Dinah Washington (vcl), Quincy Jones (arr, cond), Clark Terry, Charlie Shavers (tp), Jimmy Cleveland, Urbie Green (tb), Lucky Thompson, Budd Johnson, Jerome Richardson (ts), Wynton Kelly (p), Barry Galbraith (g), Milt Hinton (b), Osie Johnson, Jimmy Cobb
This release contains the complete classic album The Swingin Miss D, reuniting Dinahs superb vocals with the arranging talents of Quincy Jones.
Cut in 1956 with an all-star octet that included Clark Terry, Lucky Thompson and Wynton Kelly, the album explores the full range of the singer's talents, from ballads to blues. As Quincy Jones said "Once she put her soulful trademark on a song, she owned it and it was never the same".
As a bonus, other tunes from the same sessions, as well as seven jazz standards from one of their 1955 dates. Included here are Dinahs wonderful renditions of 'Blue Gardenia' and 'Ill Close My Eyes', which, years later, appeared on the soundtrack of the Clint Eastwood movie "The Bridges of Madison County"
01. THEY DIDNT BELIEVE ME (2:48)
02. YOURE CRYING (3:32)
03. MAKIN WHOOPEE (2:30)
04. EVRY TIME WE SAY GOODBYE (2:31)
05. BUT NOT FOR ME (2:28)
06. CARAVAN (:40)
07. PERDIDO (3:25)
08. NEVER LET ME GO (2:46)
09. IS YOU OR IS YOU AINT MY BABY? (3:00)
10. ILL CLOSE MY EYES (4:00)
11. SOMEBODY LOVES ME (2:47)

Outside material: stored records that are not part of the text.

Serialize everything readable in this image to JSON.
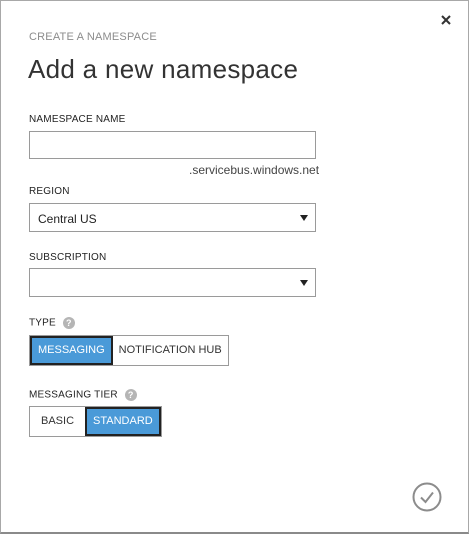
{
  "dialog": {
    "overline": "CREATE A NAMESPACE",
    "title": "Add a new namespace"
  },
  "namespace": {
    "label": "NAMESPACE NAME",
    "value": "",
    "suffix": ".servicebus.windows.net"
  },
  "region": {
    "label": "REGION",
    "selected": "Central US"
  },
  "subscription": {
    "label": "SUBSCRIPTION",
    "selected": ""
  },
  "type": {
    "label": "TYPE",
    "options": [
      "MESSAGING",
      "NOTIFICATION HUB"
    ],
    "selected": "MESSAGING"
  },
  "tier": {
    "label": "MESSAGING TIER",
    "options": [
      "BASIC",
      "STANDARD"
    ],
    "selected": "STANDARD"
  },
  "colors": {
    "accent": "#4a9ad8",
    "help_icon": "#b5b5b5"
  },
  "icons": {
    "close": "close-icon",
    "help": "question-mark-icon",
    "confirm": "checkmark-circle-icon",
    "dropdown": "chevron-down-icon"
  }
}
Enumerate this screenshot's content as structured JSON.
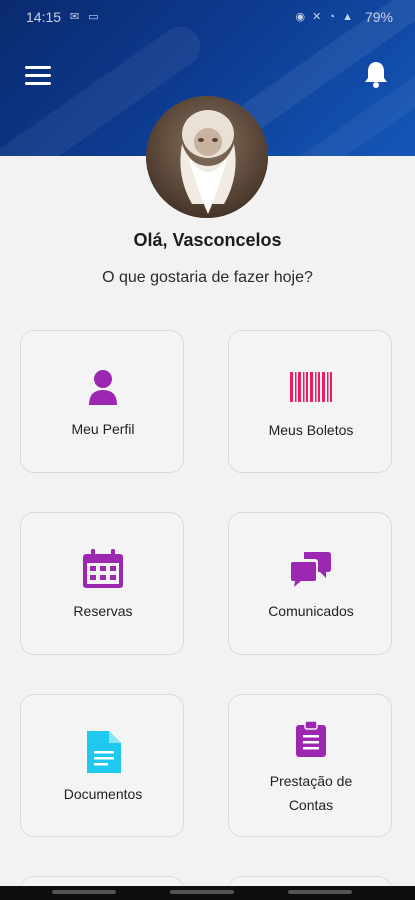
{
  "status_bar": {
    "time": "14:15",
    "battery": "79%"
  },
  "header": {
    "menu_icon": "hamburger-menu-icon",
    "notification_icon": "bell-icon"
  },
  "user": {
    "greeting": "Olá, Vasconcelos",
    "question": "O que gostaria de fazer hoje?"
  },
  "menu_cards": [
    {
      "label": "Meu Perfil",
      "icon": "user-icon",
      "color": "#9c27b0"
    },
    {
      "label": "Meus Boletos",
      "icon": "barcode-icon",
      "color": "#e91e63"
    },
    {
      "label": "Reservas",
      "icon": "calendar-icon",
      "color": "#9c27b0"
    },
    {
      "label": "Comunicados",
      "icon": "chat-bubbles-icon",
      "color": "#9c27b0"
    },
    {
      "label": "Documentos",
      "icon": "document-icon",
      "color": "#1ec8ee"
    },
    {
      "label": "Prestação de Contas",
      "icon": "clipboard-icon",
      "color": "#9c27b0"
    }
  ],
  "colors": {
    "header_dark": "#0a2a6e",
    "header_light": "#1457b8",
    "accent_purple": "#9c27b0",
    "accent_pink": "#e91e63",
    "accent_cyan": "#1ec8ee"
  }
}
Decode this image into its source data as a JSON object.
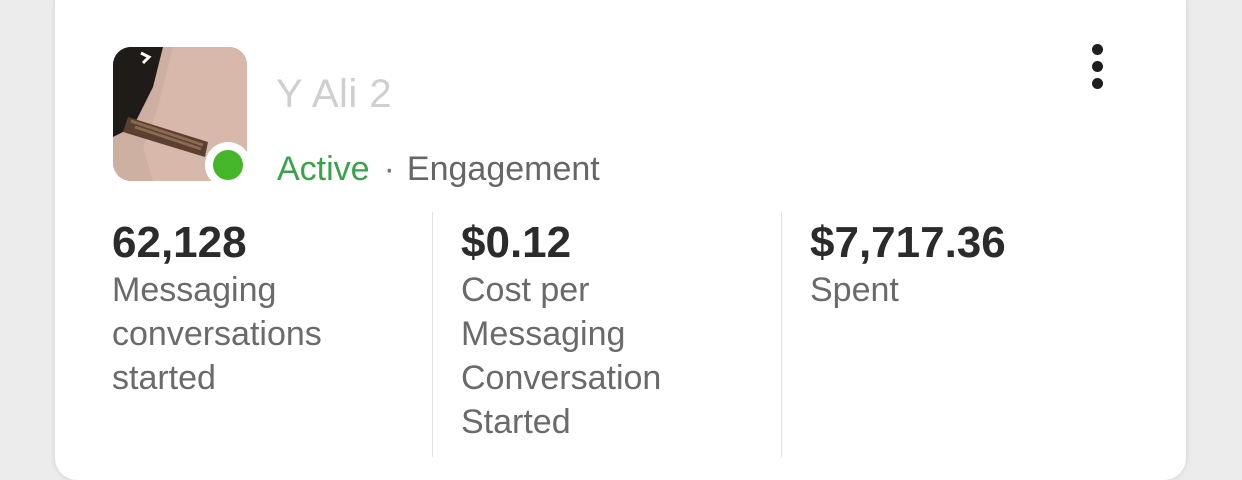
{
  "campaign": {
    "name": "Y      Ali 2",
    "status": "Active",
    "separator": "·",
    "objective": "Engagement",
    "status_color": "#45b52a"
  },
  "menu": {
    "icon": "more-vertical-icon"
  },
  "metrics": [
    {
      "value": "62,128",
      "label": "Messaging conversations started"
    },
    {
      "value": "$0.12",
      "label": "Cost per Messaging Conversation Started"
    },
    {
      "value": "$7,717.36",
      "label": "Spent"
    }
  ]
}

12. ILL DROWN IN MY TEARS (3:11) (*) Bonus Track
13. YOU LET MY LOVE GROW COLD (2:29) (*) Bonus Track
14. BARGAIN DAY (2:50) (*) Bonus Track
15. IF I HAD YOU (4:45) (*) Bonus Track
16. I COULD WRITE A BOOK (4:27) (*) Bonus Track
17. YOU DONT KNOW WHAT LOVE IS (4:03) (*) Bonus Track
18. MY OLD FLAME (3:07) (*) Bonus Track
19. EASY LIVING (5:02) (*) Bonus Track
20. I GET A KICK OUT OF YOU (6:20) (*) Bonus Track
21. BLUE GARDENIA (5:18) (*) Bonus Track
Total time: 74:12 min.
Tracks #1-11 originally issued in LP as EmArcy MG 36104.
Dinah Washington (vcl), Quincy Jones (arranger & conductor of all tracks), plus a big band including: Clark Terry, Charlie Shavers, Nick Travis, Ernie Royal, Joe Wilder (tp), Jimmy Cleveland, Urbie Green, Quentin Jackson (tb), Lucky Thompson, Budd Johnson, Jerome Richardson (ts), Hal McKusick (as, fl), Anthony Ortega (as), Danny Bank (bs), Wynton Kelly (p), Barry Galbraith (g), Milt Hinton (b), Osie Johnson and Jimmy Cobb (d), among others.
Tracks #6-7, 9 & 11-13 recorded in New York, on December 4, 1956.
Tracks #1-2 & 4-5 recorded in New York, on December 5, 1956.
Tracks #3, 8, 10 & 14 recorded in New York, on December 6, 1956.
Track #15 recorded in New York, on March 17, 1955.
Tracks #16-21 recorded in New York on March 15, 1955.
"Dinah Washington was accompanied by an orchestra organized and conducted by Quincy Jones on this original 1957 album, and she was singing to arrangements mostly written by the young bandleader, swing charts of pop standards by the likes of Cole Porter, George Gershwin, and Duke Ellington. The result had much in common with the swing albums of Frank Sinatra in the same period, especially because Jones's arrangements were heavily influenced by Billy May and Nelson Riddle. Sinatra's records were regarded as "pop" of course, and Washington's, at least when released on the EmArcy subsidiary of Mercury Records, as "jazz" but her precise articulation and attention to lyrical meaning left little room for improvisation, and while Jones allowed for brief solos from a band that included Charlie Shavers, Clark Terry, Urbie Green, and Milt Hinton, the jazz categorization was actually arbitrary. Whatever musical genre you assign it to, however, this is an excellent Washington album."
William Ruhlmann -All Music Guide
"Dinah had a voice that was like the pipes of life. She could take any melody in her hand, hold it like an egg, crack it open, fry it, let it sizzle, reconstruct it, put the egg back in the box and back in the refrigerator, and you wouldve still understood every single syllable of every single word she sang. Every single melody she sang she made hers. Once she put her soulful trademark on a song, she owned it and it was never the same."